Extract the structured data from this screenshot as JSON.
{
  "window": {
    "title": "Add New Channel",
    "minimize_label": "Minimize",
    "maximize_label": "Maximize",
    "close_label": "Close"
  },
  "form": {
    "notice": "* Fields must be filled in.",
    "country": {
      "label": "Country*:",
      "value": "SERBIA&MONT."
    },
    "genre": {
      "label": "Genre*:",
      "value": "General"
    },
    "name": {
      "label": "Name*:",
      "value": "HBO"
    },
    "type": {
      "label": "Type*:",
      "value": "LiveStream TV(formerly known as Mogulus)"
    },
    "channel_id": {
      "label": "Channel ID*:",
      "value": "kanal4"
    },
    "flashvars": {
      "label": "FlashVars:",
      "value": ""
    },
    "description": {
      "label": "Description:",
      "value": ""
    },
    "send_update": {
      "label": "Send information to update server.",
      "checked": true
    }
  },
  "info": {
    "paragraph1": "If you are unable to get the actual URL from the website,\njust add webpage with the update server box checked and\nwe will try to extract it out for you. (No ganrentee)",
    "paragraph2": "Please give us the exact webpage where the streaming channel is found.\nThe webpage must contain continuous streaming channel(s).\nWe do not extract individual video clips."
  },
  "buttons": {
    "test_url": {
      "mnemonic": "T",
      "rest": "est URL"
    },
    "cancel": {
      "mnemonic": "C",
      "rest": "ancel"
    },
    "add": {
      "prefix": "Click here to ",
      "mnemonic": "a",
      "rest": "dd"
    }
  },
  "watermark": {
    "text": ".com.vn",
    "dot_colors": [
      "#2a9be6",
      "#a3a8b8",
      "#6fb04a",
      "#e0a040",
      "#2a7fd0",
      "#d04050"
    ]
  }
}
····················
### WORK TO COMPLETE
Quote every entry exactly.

### ANSWER FOR THIS EXERCISE
Extract the structured data from this screenshot as JSON.
{
  "window": {
    "title": "Add New Channel",
    "minimize_label": "Minimize",
    "maximize_label": "Maximize",
    "close_label": "Close"
  },
  "form": {
    "notice": "* Fields must be filled in.",
    "country": {
      "label": "Country*:",
      "value": "SERBIA&MONT."
    },
    "genre": {
      "label": "Genre*:",
      "value": "General"
    },
    "name": {
      "label": "Name*:",
      "value": "HBO"
    },
    "type": {
      "label": "Type*:",
      "value": "LiveStream TV(formerly known as Mogulus)"
    },
    "channel_id": {
      "label": "Channel ID*:",
      "value": "kanal4"
    },
    "flashvars": {
      "label": "FlashVars:",
      "value": ""
    },
    "description": {
      "label": "Description:",
      "value": ""
    },
    "send_update": {
      "label": "Send information to update server.",
      "checked": true
    }
  },
  "info": {
    "paragraph1": "If you are unable to get the actual URL from the website,\njust add webpage with the update server box checked and\nwe will try to extract it out for you. (No ganrentee)",
    "paragraph2": "Please give us the exact webpage where the streaming channel is found.\nThe webpage must contain continuous streaming channel(s).\nWe do not extract individual video clips."
  },
  "buttons": {
    "test_url": {
      "mnemonic": "T",
      "rest": "est URL"
    },
    "cancel": {
      "mnemonic": "C",
      "rest": "ancel"
    },
    "add": {
      "prefix": "Click here to ",
      "mnemonic": "a",
      "rest": "dd"
    }
  },
  "watermark": {
    "text": ".com.vn",
    "dot_colors": [
      "#2a9be6",
      "#a3a8b8",
      "#6fb04a",
      "#e0a040",
      "#2a7fd0",
      "#d04050"
    ]
  }
}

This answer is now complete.